### [YOUR OBJECTIVE]
Using the listing below, work out how many lines contain the word "name", and respond with that number alone.

### [STUDY MATERIAL]
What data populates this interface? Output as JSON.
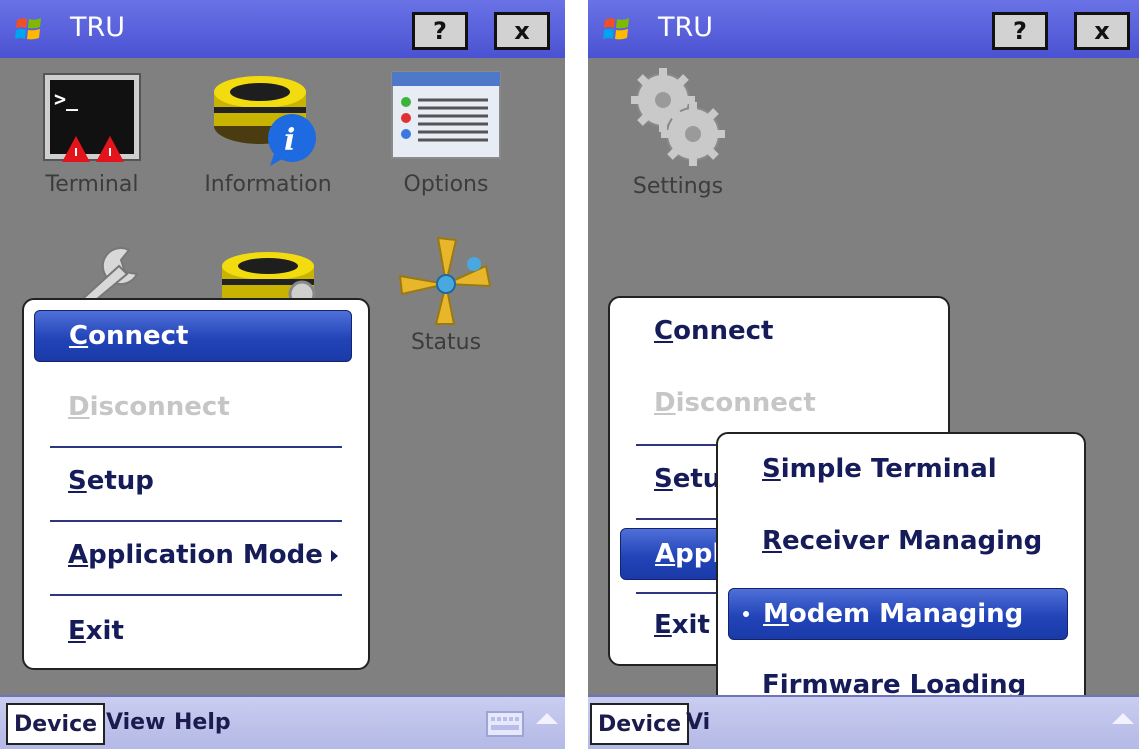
{
  "title_bar": {
    "title": "TRU",
    "help_label": "?",
    "close_label": "x"
  },
  "left": {
    "icons": [
      {
        "label": "Terminal",
        "icon": "terminal-icon"
      },
      {
        "label": "Information",
        "icon": "information-icon"
      },
      {
        "label": "Options",
        "icon": "options-icon"
      },
      {
        "label": "",
        "icon": "wrench-icon"
      },
      {
        "label": "",
        "icon": "receiver-gear-icon"
      },
      {
        "label": "Status",
        "icon": "status-icon"
      }
    ],
    "menu": {
      "items": [
        {
          "accel": "C",
          "rest": "onnect",
          "state": "highlighted"
        },
        {
          "accel": "D",
          "rest": "isconnect",
          "state": "disabled"
        },
        {
          "accel": "S",
          "rest": "etup",
          "state": "normal"
        },
        {
          "accel": "A",
          "rest": "pplication Mode",
          "state": "normal",
          "submenu": true
        },
        {
          "accel": "E",
          "rest": "xit",
          "state": "normal"
        }
      ]
    }
  },
  "right": {
    "icons": [
      {
        "label": "Settings",
        "icon": "settings-gears-icon"
      }
    ],
    "menu": {
      "items": [
        {
          "accel": "C",
          "rest": "onnect"
        },
        {
          "accel": "D",
          "rest": "isconnect",
          "state": "disabled"
        },
        {
          "accel": "S",
          "rest": "etu"
        },
        {
          "accel": "A",
          "rest": "ppl",
          "state": "highlighted"
        },
        {
          "accel": "E",
          "rest": "xit"
        }
      ]
    },
    "submenu": {
      "items": [
        {
          "accel": "S",
          "rest": "imple Terminal"
        },
        {
          "accel": "R",
          "rest": "eceiver Managing"
        },
        {
          "accel": "M",
          "rest": "odem Managing",
          "state": "selected"
        },
        {
          "accel": "F",
          "rest": "irmware Loading"
        }
      ]
    }
  },
  "menubar": {
    "left": [
      "Device",
      "View",
      "Help"
    ],
    "right": [
      "Device",
      "Vi"
    ],
    "active": "Device"
  },
  "colors": {
    "title_bar": "#5a62dc",
    "desktop": "#808080",
    "menu_highlight": "#2a4cc0",
    "menu_text": "#161c5a",
    "disabled_text": "#c6c6c6"
  }
}
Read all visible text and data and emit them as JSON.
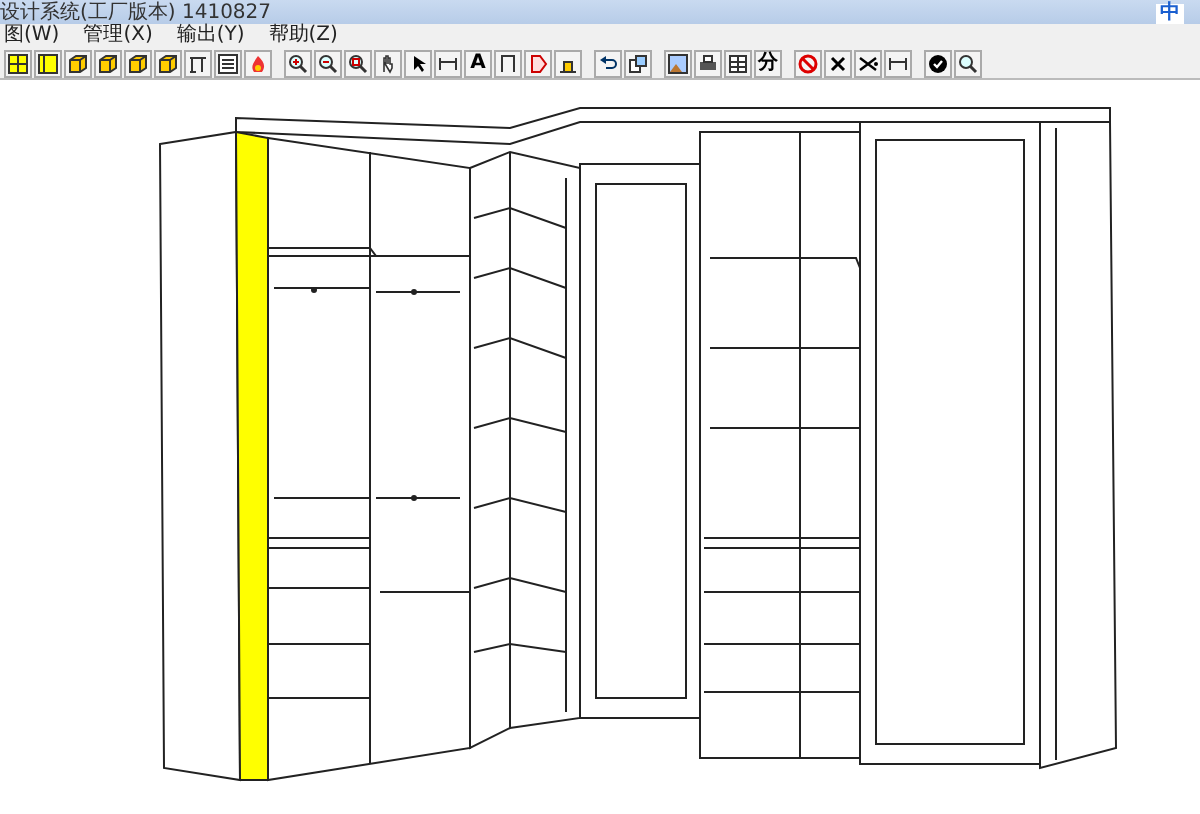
{
  "window": {
    "title": "设计系统(工厂版本)  1410827",
    "ime_indicator": "中"
  },
  "menu": [
    "图(W)",
    "管理(X)",
    "输出(Y)",
    "帮助(Z)"
  ],
  "toolbar": [
    [
      {
        "kind": "icon"
      },
      {
        "kind": "icon"
      },
      {
        "kind": "icon"
      },
      {
        "kind": "icon"
      },
      {
        "kind": "icon"
      },
      {
        "kind": "icon"
      },
      {
        "kind": "icon"
      },
      {
        "kind": "icon"
      },
      {
        "kind": "icon"
      }
    ],
    [
      {
        "kind": "icon"
      },
      {
        "kind": "icon"
      },
      {
        "kind": "icon"
      },
      {
        "kind": "icon"
      },
      {
        "kind": "icon"
      },
      {
        "kind": "icon"
      },
      {
        "kind": "text",
        "label": "A"
      },
      {
        "kind": "icon"
      },
      {
        "kind": "icon"
      },
      {
        "kind": "icon"
      }
    ],
    [
      {
        "kind": "icon"
      },
      {
        "kind": "icon"
      }
    ],
    [
      {
        "kind": "icon"
      },
      {
        "kind": "icon"
      },
      {
        "kind": "icon"
      },
      {
        "kind": "text",
        "label": "分"
      }
    ],
    [
      {
        "kind": "icon"
      },
      {
        "kind": "icon"
      },
      {
        "kind": "icon"
      },
      {
        "kind": "icon"
      }
    ],
    [
      {
        "kind": "icon"
      },
      {
        "kind": "icon"
      }
    ]
  ]
}
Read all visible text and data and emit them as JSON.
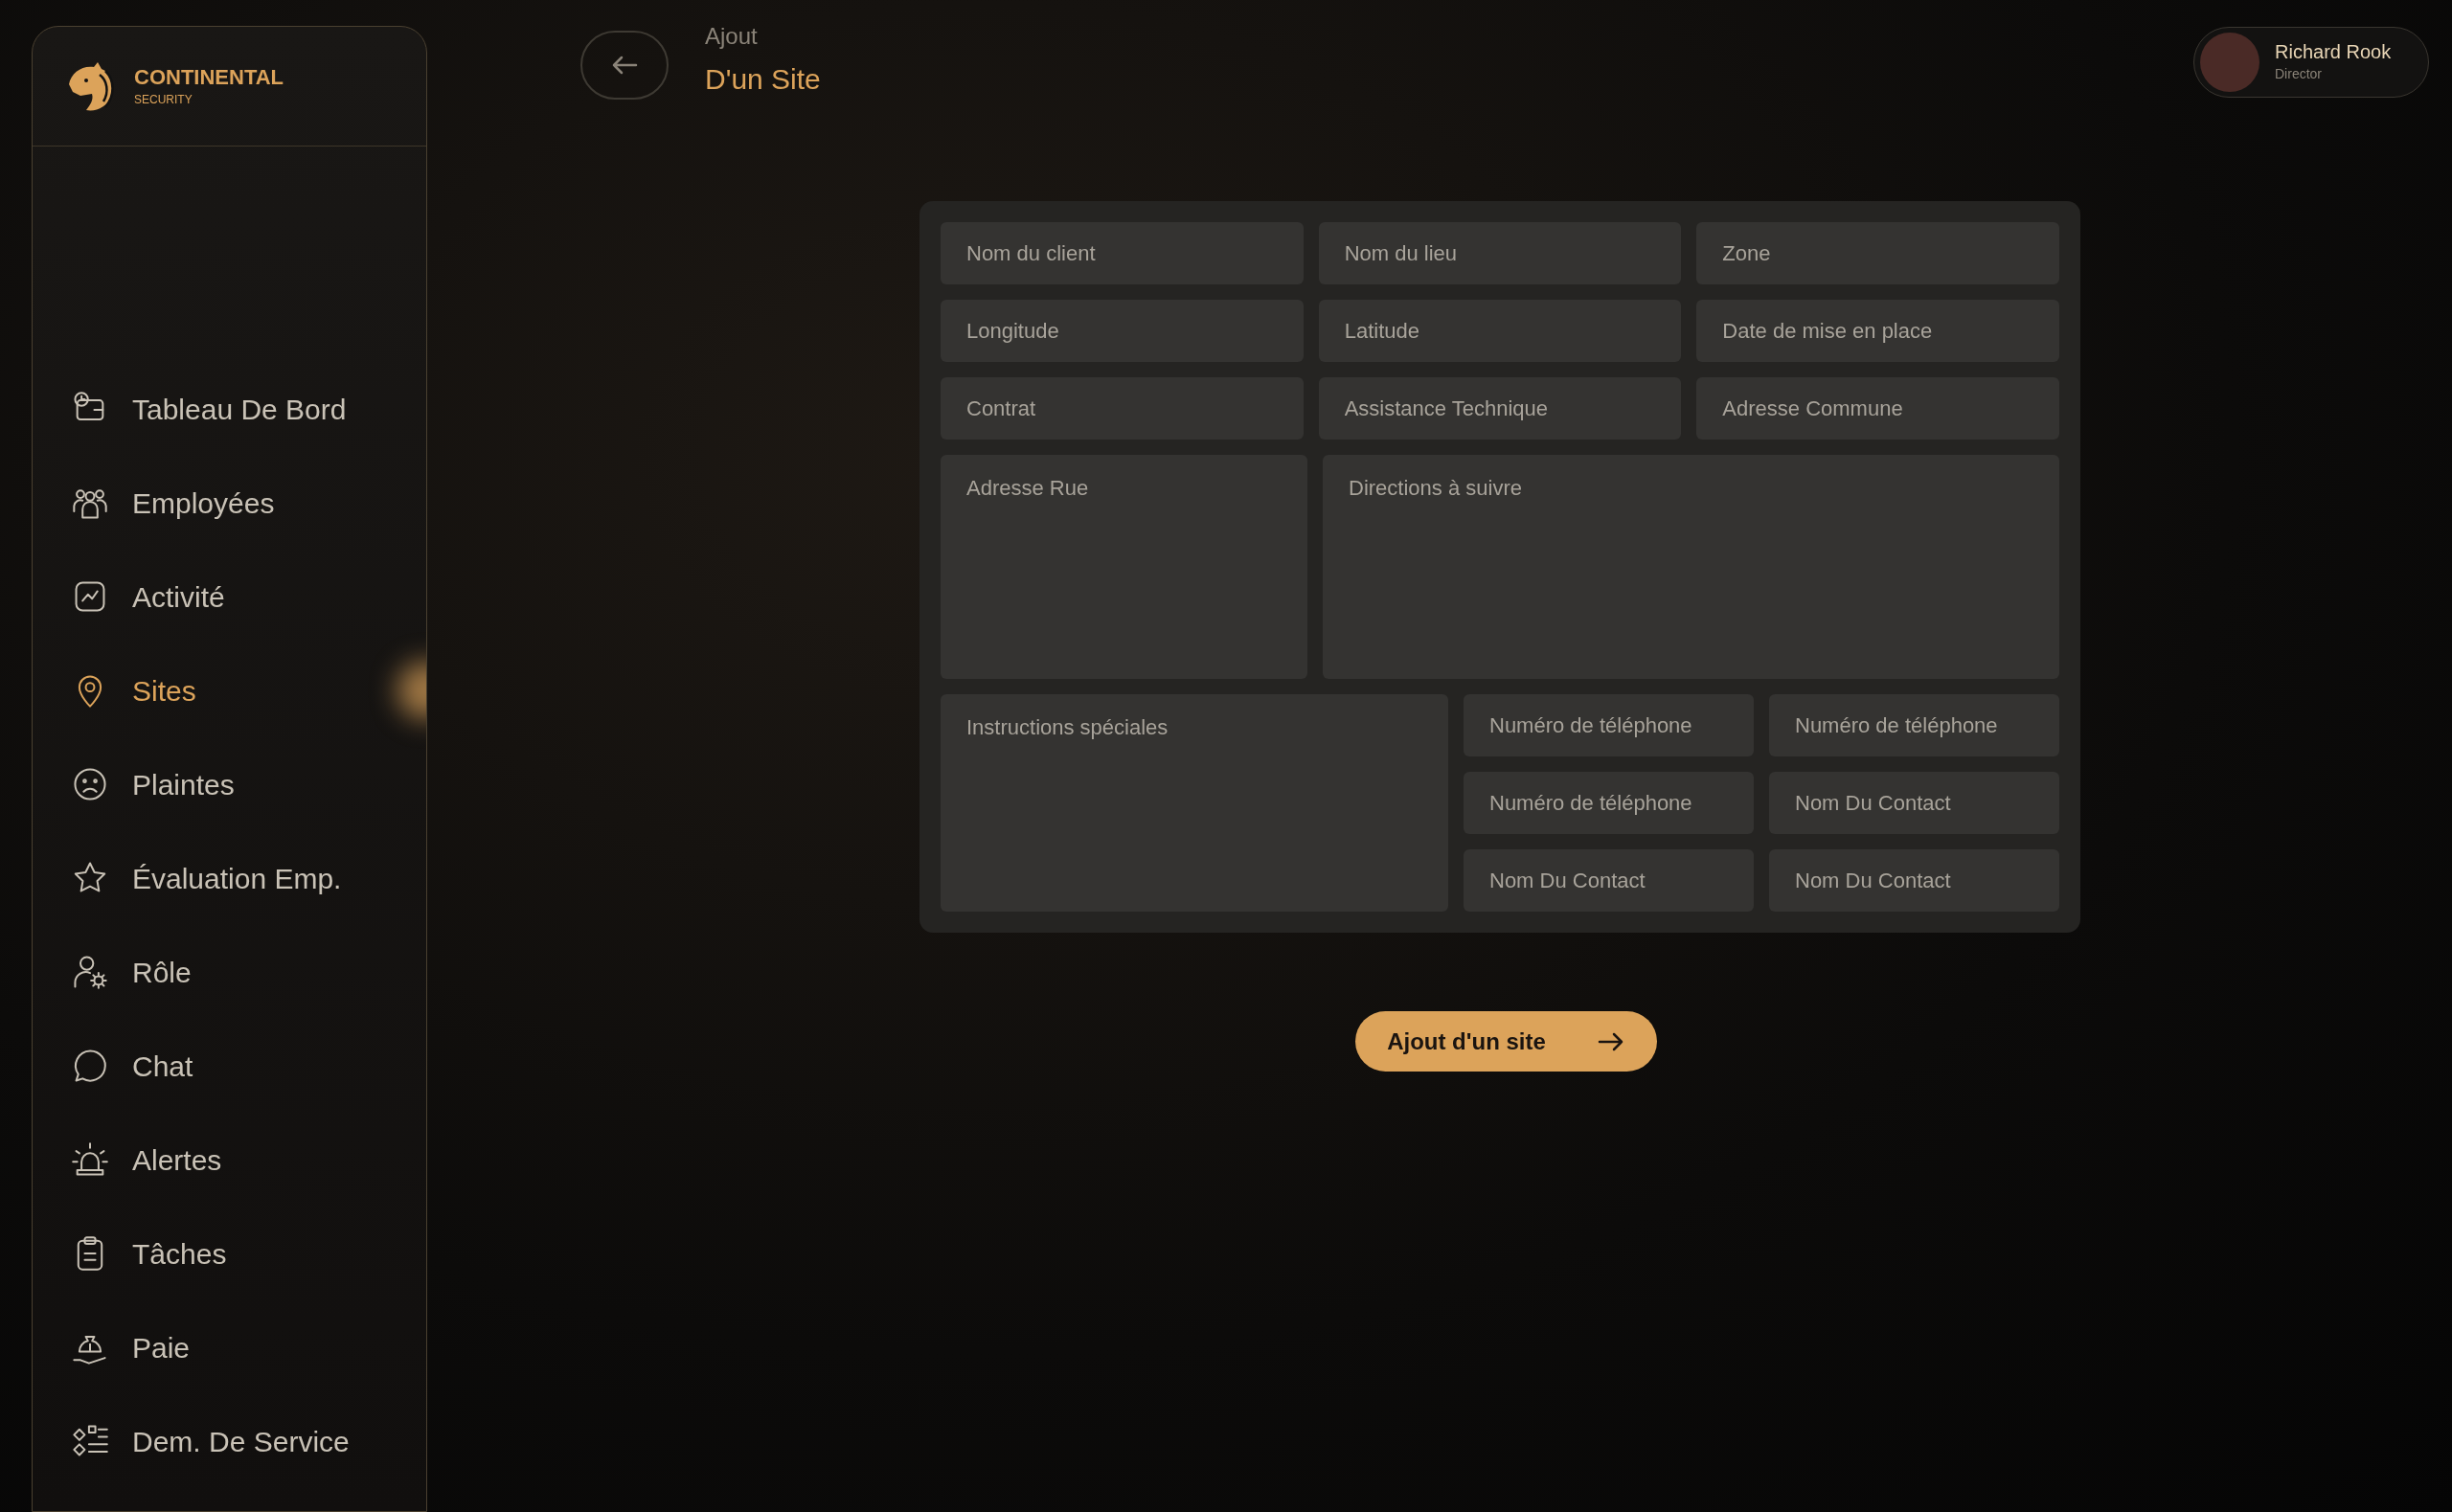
{
  "brand": {
    "name": "CONTINENTAL",
    "tagline": "SECURITY"
  },
  "sidebar": {
    "items": [
      {
        "label": "Tableau De Bord",
        "kind": "dashboard",
        "selected": false
      },
      {
        "label": "Employées",
        "kind": "people",
        "selected": false
      },
      {
        "label": "Activité",
        "kind": "activity",
        "selected": false
      },
      {
        "label": "Sites",
        "kind": "pin",
        "selected": true
      },
      {
        "label": "Plaintes",
        "kind": "sad",
        "selected": false
      },
      {
        "label": "Évaluation Emp.",
        "kind": "star",
        "selected": false
      },
      {
        "label": "Rôle",
        "kind": "role",
        "selected": false
      },
      {
        "label": "Chat",
        "kind": "chat",
        "selected": false
      },
      {
        "label": "Alertes",
        "kind": "alarm",
        "selected": false
      },
      {
        "label": "Tâches",
        "kind": "clipboard",
        "selected": false
      },
      {
        "label": "Paie",
        "kind": "money",
        "selected": false
      },
      {
        "label": "Dem. De Service",
        "kind": "list",
        "selected": false
      }
    ]
  },
  "header": {
    "title": "Ajout",
    "subtitle": "D'un Site"
  },
  "user": {
    "name": "Richard Rook",
    "role": "Director"
  },
  "form": {
    "fields": [
      {
        "placeholder": "Nom du client"
      },
      {
        "placeholder": "Nom du lieu"
      },
      {
        "placeholder": "Zone"
      },
      {
        "placeholder": "Longitude"
      },
      {
        "placeholder": "Latitude"
      },
      {
        "placeholder": "Date de mise en place"
      },
      {
        "placeholder": "Contrat"
      },
      {
        "placeholder": "Assistance Technique"
      },
      {
        "placeholder": "Adresse Commune"
      }
    ],
    "address_fields": [
      {
        "placeholder": "Adresse Rue"
      },
      {
        "placeholder": "Directions à suivre"
      }
    ],
    "notes": {
      "placeholder": "Instructions spéciales"
    },
    "contact_fields": [
      {
        "placeholder": "Numéro de téléphone"
      },
      {
        "placeholder": "Numéro de téléphone"
      },
      {
        "placeholder": "Numéro de téléphone"
      },
      {
        "placeholder": "Nom Du Contact"
      },
      {
        "placeholder": "Nom Du Contact"
      },
      {
        "placeholder": "Nom Du Contact"
      }
    ]
  },
  "submit": {
    "label": "Ajout d'un site"
  }
}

### [OUTPUT OF THE TASK]
2